Although it is legal for Cava to be produced in parts of Spain outside of Catalonia, the vast majority of Cava is produced within this north-eastern province of Spain. There are a total of 159 municipalities in which Cava production is authorised, including in parts of the provinces of Barcelona, La Rioja and Valencia. There are three indigenous varieties of grape which are the most commonly used today to produce Cava: xarel·lo, macabeu and parellada.
The first thing to know when choosing a Cava is that it can be both white or rosé, depending on the type of grape used and how the wine is produced. Both are traditionally made in the area, although the white variety is the most common. The next thing to look out for is the type of Cava, classified from Brut Nature to Dolç depending on the levels of sugar in the final product. These denominations exist in the same way for French Champagne, although the latter is usually more acidic than Cava. As a result, the driest versions Brut Nature and Extra Brut tend to not be produced in France, whereas in Spain they tend to be the most popular.
The term Brut Nature refers to the fact that the wine is ‘naturally’ sweet, with no sugar being added during the fermentation process. With all other types of Cava, sugar is added in the final stages of the production in the form of what is known as the licor d’expedició, a mixture of white wine and sugar, introduced just before the bottle is corked.
Importantly, in order to officially qualify as Cava, the sparkling wine must be produced according to what is known as the ‘traditional method,’ the equivalent of the French méthode champenoise. This is a rigorous and sophisticated method of double fermentation which relies on naturally occurring gases to give the wine its fizz. As a result, it is considered the superior method of production and a benchmark of quality in the world of sparkling wines. During the first fermentation process, a mixture of grapes, yeast and sugar create alcohol.
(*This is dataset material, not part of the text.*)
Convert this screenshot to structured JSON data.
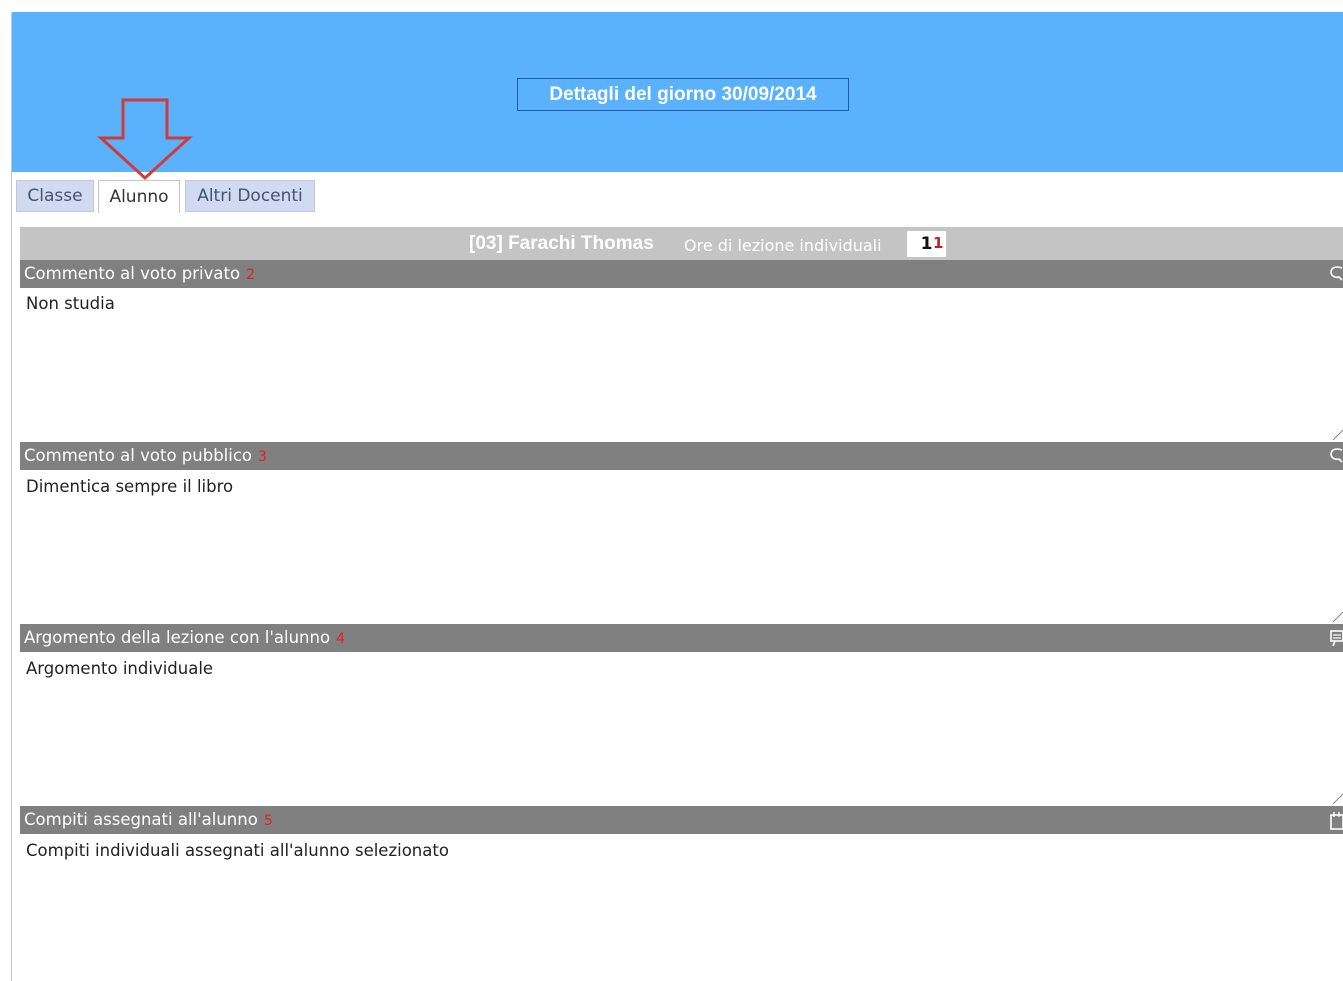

When this mixture is filtered, it results in what is commonly known as wine.
From then, a second fermentation process is required in order to give the wine its effervescence. The wine is placed in bottles along with yeast and sugar, which provokes the creation of carbon dioxide inside the bottle, and left to rest for a minimum of nine months. The final stages of production involves filtering the remnants of yeast from the bottle and if needed, adding the licor d’expedició (which adjusts the level of sweetness) before sealing the bottle once and for all.
The level of technical skill and rigour required to make Cava in this method, along with the quality of the vines in the region and the increasing complexity of the resulting wines, all contribute to the growing popularity of Cava across the world. No longer considered a second-rate competitor to its French rival, Cava has made a name for itself as a quality wine to be taken seriously.